• WHAT THE TASK ASKS:
Only the pictures are to be dropped; return all other data below exactly.

◇ ◇ ◇ ◇

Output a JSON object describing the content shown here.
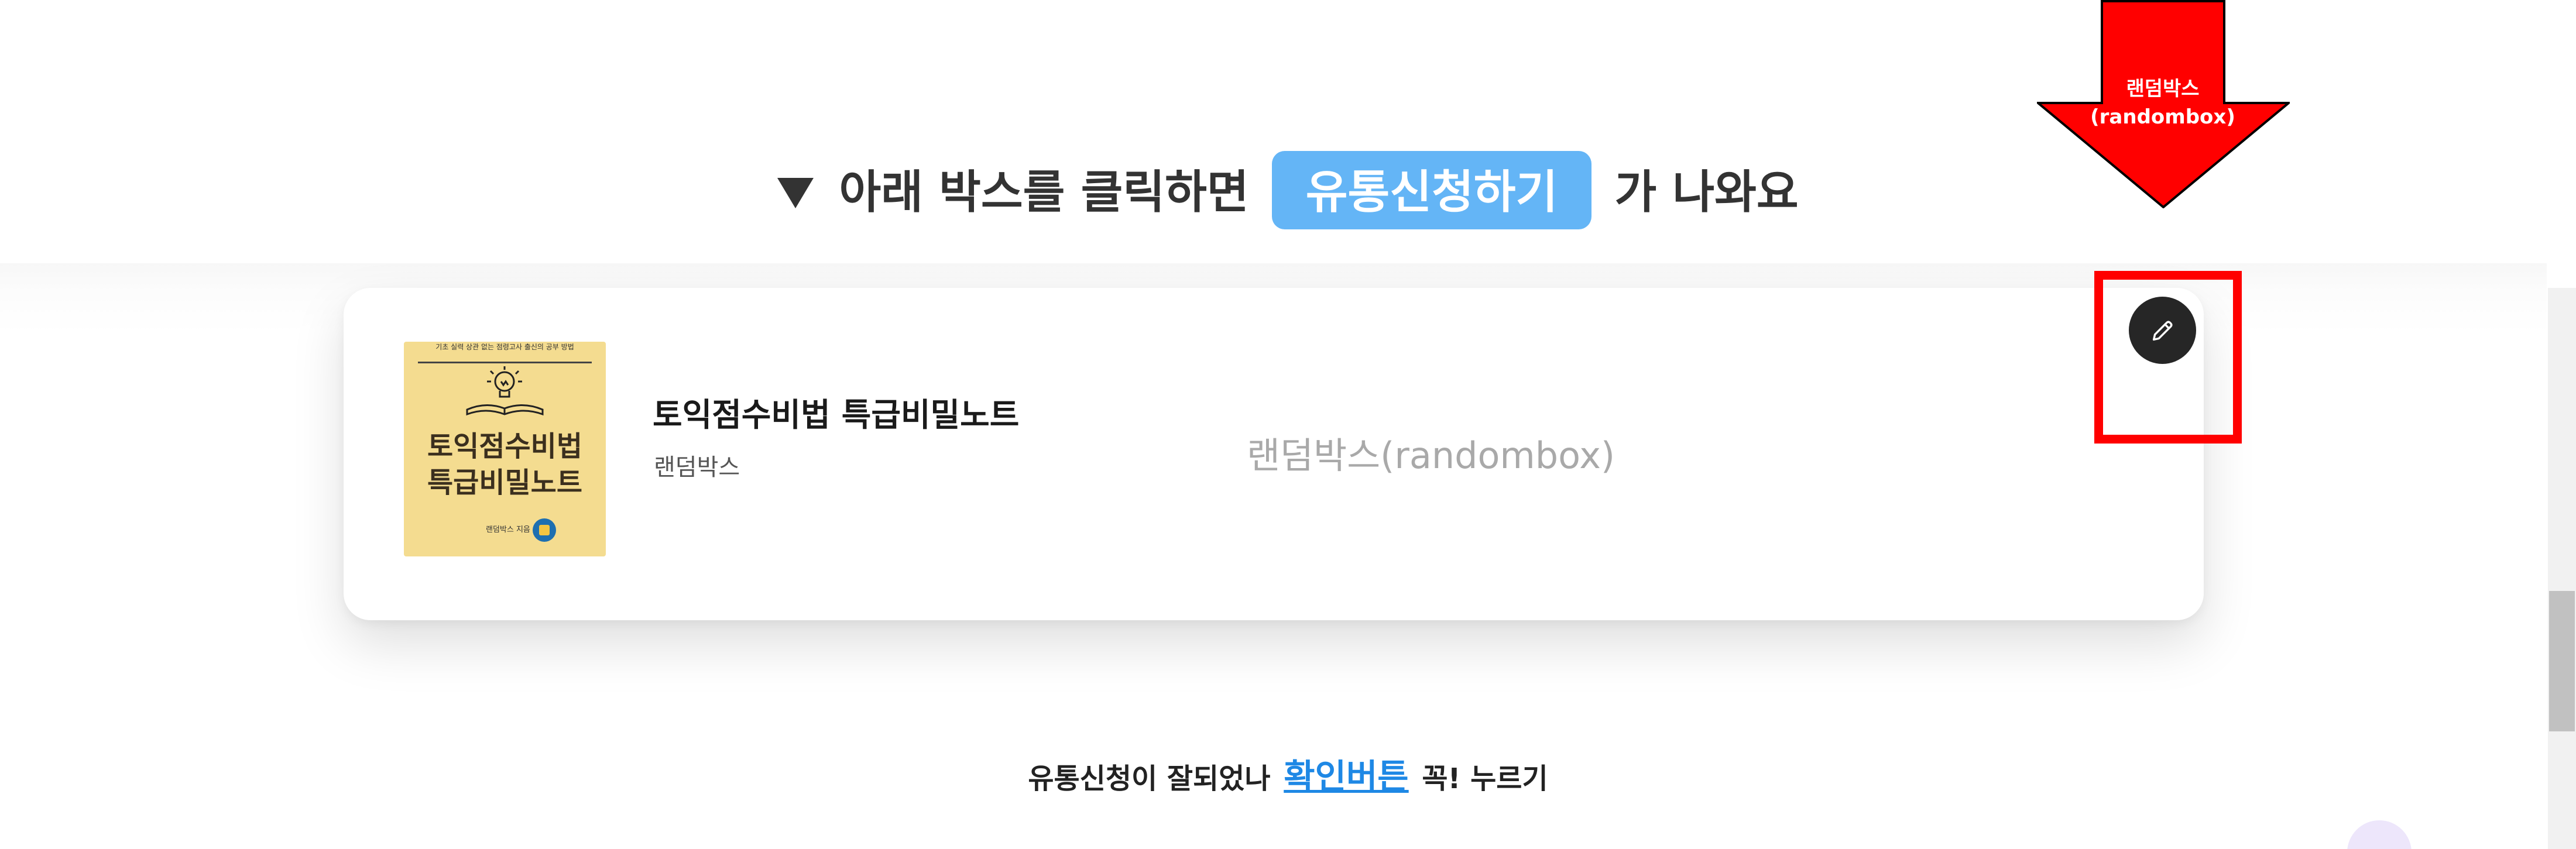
{
  "heading": {
    "before": "아래 박스를 클릭하면",
    "highlight": "유통신청하기",
    "after": "가 나와요"
  },
  "card": {
    "cover": {
      "top_line": "기초 실력 상관 없는 점령고사 출신의 공부 방법",
      "title_line1": "토익점수비법",
      "title_line2": "특급비밀노트",
      "publisher": "랜덤박스 지음"
    },
    "title": "토익점수비법 특급비밀노트",
    "author": "랜덤박스",
    "watermark": "랜덤박스(randombox)"
  },
  "callout": {
    "line1": "랜덤박스",
    "line2": "(randombox)"
  },
  "bottom_note": {
    "before": "유통신청이 잘되었나",
    "link": "확인버튼",
    "after": "꼭! 누르기"
  },
  "colors": {
    "highlight_bg": "#64b5f6",
    "callout_red": "#ff0000",
    "link_blue": "#1e88e5",
    "edit_button": "#262626",
    "cover_bg": "#f4dc90"
  },
  "icons": {
    "heading_marker": "triangle-down-icon",
    "edit": "pencil-icon",
    "callout": "arrow-down-icon"
  }
}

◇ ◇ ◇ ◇

• EXPECTED OUTPUT:
Output a JSON object describing the content shown here.
{
  "heading": {
    "before": "아래 박스를 클릭하면",
    "highlight": "유통신청하기",
    "after": "가 나와요"
  },
  "card": {
    "cover": {
      "top_line": "기초 실력 상관 없는 점령고사 출신의 공부 방법",
      "title_line1": "토익점수비법",
      "title_line2": "특급비밀노트",
      "publisher": "랜덤박스 지음"
    },
    "title": "토익점수비법 특급비밀노트",
    "author": "랜덤박스",
    "watermark": "랜덤박스(randombox)"
  },
  "callout": {
    "line1": "랜덤박스",
    "line2": "(randombox)"
  },
  "bottom_note": {
    "before": "유통신청이 잘되었나",
    "link": "확인버튼",
    "after": "꼭! 누르기"
  },
  "colors": {
    "highlight_bg": "#64b5f6",
    "callout_red": "#ff0000",
    "link_blue": "#1e88e5",
    "edit_button": "#262626",
    "cover_bg": "#f4dc90"
  },
  "icons": {
    "heading_marker": "triangle-down-icon",
    "edit": "pencil-icon",
    "callout": "arrow-down-icon"
  }
}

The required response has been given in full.